23 Aug 2014
71° Overcast

Dog Track Appraised at $16.8 Million; Rezoning Remains Uncertain

The Hudson School District has chance to spend $8.25 million to purchase property valued at $16.8 million. Voters will decide on April 3, but Plan Commission is still to decide on zoning.

Dog Track Appraised at $16.8 Million; Rezoning Remains Uncertain

At its regular monthly meeting on Feb. 14 at River Crest Elementary School, the Hudson School District Board of Education received an appraisal showing the St. Croix Meadows dog track property is far more valuable than the district's $8.25 million purchase price. Voters will decide on the land purchase in an April 3 referendum.

Jeff White and Paul Daley of Eau Claire-based Valuation Specialists delivered the appraisal report showing that the property is worth about $16.8 million — $7.1 million in land value and $9.7 million in site improvements that include the existing building and infrastructure.

The appraisal was based current market conditions and as if the property was rezoned for public use and used as a school site.

St. Croix County assessed the property at less than $5.6 million in September 2011, and it is currently zoned for commercial use.

The current property owner — Croixland Properties — has  a purchase agreement with the district that is contigent upon the district securing financing through an April 3 referendum and upon the rezoning of the property.

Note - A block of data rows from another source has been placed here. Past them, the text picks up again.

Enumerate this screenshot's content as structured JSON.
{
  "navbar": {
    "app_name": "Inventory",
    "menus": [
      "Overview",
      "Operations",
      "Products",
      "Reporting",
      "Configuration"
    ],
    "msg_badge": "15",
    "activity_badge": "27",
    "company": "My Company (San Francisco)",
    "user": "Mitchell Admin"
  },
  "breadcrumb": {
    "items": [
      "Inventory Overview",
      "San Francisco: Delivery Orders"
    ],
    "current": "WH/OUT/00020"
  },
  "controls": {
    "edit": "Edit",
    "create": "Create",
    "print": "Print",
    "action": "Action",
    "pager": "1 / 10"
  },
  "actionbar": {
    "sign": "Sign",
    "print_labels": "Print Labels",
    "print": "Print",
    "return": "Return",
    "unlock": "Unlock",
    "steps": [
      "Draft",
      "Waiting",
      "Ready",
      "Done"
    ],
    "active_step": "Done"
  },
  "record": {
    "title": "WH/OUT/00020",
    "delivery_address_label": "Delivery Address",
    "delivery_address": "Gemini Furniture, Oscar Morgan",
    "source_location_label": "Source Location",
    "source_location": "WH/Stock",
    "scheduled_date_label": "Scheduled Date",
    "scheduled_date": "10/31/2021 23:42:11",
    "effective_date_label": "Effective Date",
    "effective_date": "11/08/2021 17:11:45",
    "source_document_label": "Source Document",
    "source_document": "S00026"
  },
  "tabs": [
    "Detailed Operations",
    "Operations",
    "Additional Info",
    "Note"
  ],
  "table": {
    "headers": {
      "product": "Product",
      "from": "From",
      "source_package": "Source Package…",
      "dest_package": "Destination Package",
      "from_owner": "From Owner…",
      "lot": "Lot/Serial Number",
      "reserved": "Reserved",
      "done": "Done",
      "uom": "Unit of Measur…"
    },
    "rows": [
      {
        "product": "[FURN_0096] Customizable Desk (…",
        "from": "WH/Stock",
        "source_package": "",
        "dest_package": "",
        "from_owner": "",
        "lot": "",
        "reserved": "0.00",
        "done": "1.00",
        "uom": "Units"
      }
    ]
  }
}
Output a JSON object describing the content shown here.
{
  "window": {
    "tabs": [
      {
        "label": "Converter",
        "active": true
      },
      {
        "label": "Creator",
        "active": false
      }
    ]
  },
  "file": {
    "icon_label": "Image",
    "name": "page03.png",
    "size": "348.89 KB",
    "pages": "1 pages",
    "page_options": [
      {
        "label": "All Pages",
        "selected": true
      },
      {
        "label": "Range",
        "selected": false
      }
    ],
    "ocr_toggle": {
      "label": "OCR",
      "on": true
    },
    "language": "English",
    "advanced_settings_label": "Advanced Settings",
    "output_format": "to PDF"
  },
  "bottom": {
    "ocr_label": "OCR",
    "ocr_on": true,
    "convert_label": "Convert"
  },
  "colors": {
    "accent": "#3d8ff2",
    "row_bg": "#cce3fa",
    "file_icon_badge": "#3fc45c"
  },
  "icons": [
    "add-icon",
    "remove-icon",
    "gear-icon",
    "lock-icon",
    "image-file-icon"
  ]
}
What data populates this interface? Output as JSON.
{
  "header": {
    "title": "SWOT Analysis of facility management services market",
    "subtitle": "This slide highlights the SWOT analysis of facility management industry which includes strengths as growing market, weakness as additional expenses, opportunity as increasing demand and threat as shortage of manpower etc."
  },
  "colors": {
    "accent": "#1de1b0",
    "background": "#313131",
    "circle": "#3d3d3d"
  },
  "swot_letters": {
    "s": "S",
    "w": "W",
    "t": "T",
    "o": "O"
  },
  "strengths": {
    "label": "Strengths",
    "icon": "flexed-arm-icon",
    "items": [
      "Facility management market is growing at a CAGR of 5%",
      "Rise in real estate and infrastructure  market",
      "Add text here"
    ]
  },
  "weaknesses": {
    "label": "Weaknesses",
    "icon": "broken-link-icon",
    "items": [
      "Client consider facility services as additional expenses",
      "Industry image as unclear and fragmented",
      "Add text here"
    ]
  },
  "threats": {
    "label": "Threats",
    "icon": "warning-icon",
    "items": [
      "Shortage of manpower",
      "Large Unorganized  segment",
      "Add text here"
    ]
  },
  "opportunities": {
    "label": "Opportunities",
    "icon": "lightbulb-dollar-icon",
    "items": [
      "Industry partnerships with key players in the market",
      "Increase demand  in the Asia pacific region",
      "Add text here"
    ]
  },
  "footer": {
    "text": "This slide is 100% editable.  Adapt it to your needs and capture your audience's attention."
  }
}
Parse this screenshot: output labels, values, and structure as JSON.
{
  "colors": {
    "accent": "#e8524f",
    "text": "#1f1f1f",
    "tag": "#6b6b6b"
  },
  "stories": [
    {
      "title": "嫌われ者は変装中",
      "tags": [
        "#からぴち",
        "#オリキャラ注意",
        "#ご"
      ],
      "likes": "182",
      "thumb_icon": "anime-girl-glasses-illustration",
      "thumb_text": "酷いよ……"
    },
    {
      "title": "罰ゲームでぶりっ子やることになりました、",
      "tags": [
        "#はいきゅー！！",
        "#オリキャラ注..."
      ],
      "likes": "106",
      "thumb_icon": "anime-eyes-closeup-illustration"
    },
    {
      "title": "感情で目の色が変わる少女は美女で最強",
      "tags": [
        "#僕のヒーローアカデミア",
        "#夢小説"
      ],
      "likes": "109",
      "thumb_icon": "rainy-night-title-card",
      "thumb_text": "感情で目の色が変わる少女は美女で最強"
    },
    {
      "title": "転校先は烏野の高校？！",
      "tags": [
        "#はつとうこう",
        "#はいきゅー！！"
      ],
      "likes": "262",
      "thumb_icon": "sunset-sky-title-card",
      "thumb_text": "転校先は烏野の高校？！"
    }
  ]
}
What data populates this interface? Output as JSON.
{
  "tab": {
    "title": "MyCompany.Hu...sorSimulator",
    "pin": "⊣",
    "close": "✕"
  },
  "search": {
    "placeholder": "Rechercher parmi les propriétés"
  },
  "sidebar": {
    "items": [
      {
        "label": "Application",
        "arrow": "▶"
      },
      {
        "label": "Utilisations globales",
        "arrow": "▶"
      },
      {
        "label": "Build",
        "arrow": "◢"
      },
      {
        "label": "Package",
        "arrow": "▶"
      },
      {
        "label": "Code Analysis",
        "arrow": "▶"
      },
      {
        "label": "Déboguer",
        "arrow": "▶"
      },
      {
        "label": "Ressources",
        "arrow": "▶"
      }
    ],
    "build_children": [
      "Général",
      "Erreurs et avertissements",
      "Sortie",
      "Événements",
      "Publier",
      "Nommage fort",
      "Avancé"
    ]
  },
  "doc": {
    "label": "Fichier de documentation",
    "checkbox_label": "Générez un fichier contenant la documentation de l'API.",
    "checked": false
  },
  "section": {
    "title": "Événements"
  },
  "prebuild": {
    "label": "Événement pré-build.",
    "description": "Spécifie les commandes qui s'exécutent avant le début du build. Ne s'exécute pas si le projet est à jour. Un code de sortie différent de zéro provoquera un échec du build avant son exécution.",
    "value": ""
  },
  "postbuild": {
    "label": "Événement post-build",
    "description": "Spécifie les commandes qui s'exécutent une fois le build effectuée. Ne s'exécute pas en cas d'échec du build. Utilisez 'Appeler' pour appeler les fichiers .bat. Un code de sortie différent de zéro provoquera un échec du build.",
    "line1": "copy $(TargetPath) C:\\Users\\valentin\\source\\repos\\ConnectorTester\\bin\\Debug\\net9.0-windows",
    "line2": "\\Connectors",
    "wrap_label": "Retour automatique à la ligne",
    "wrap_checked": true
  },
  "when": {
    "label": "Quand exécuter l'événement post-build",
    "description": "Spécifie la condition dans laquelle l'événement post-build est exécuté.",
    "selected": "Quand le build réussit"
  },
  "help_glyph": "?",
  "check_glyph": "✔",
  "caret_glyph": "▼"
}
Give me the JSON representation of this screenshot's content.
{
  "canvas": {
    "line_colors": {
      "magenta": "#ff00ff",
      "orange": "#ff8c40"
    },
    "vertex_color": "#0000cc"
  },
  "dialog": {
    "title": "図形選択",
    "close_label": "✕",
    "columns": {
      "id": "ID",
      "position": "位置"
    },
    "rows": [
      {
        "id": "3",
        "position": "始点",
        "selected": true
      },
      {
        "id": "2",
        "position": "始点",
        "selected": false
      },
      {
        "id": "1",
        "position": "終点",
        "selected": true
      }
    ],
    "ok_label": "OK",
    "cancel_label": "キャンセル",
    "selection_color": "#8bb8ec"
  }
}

On Jan. 23, the Hudson Common Council scheduled a public hearing on the issue for April 9 and referred the request to Plan Commission. Community Development Director Denny Darnold said that the Plan Commision has until just March 10 to deny the rezoning request or send the matter to the Common Council unless Croixland agrees to extend the 60-day timeframe.

On Monday, the city's Plan Commission heard comments from representatives of Croixland Properties, Hudson School District administrators and two St. Croix County supervisors. In addition, Darnold gave a presentation about the value of property, particularly as a commercial area, and layed out the potential tax revenue loss the city would suffer if the land was rezoned for public use.

The commission voted to seek an extension from Croixland Properties on the March 10 deadline in hopes of taking the issue up after the April 3 referendum, but before the April 9 council hearing. 

"I feel that the Plan Commission should not be put in a position to publicly endorse or deny approval of something like this until the voters have spoken," said commission member Fred Yoerg. "To make us come to a decision to say we are either for or against prior to any public vote puts us in the awkward position of saying that we're endorsing something publicly."

Share This Article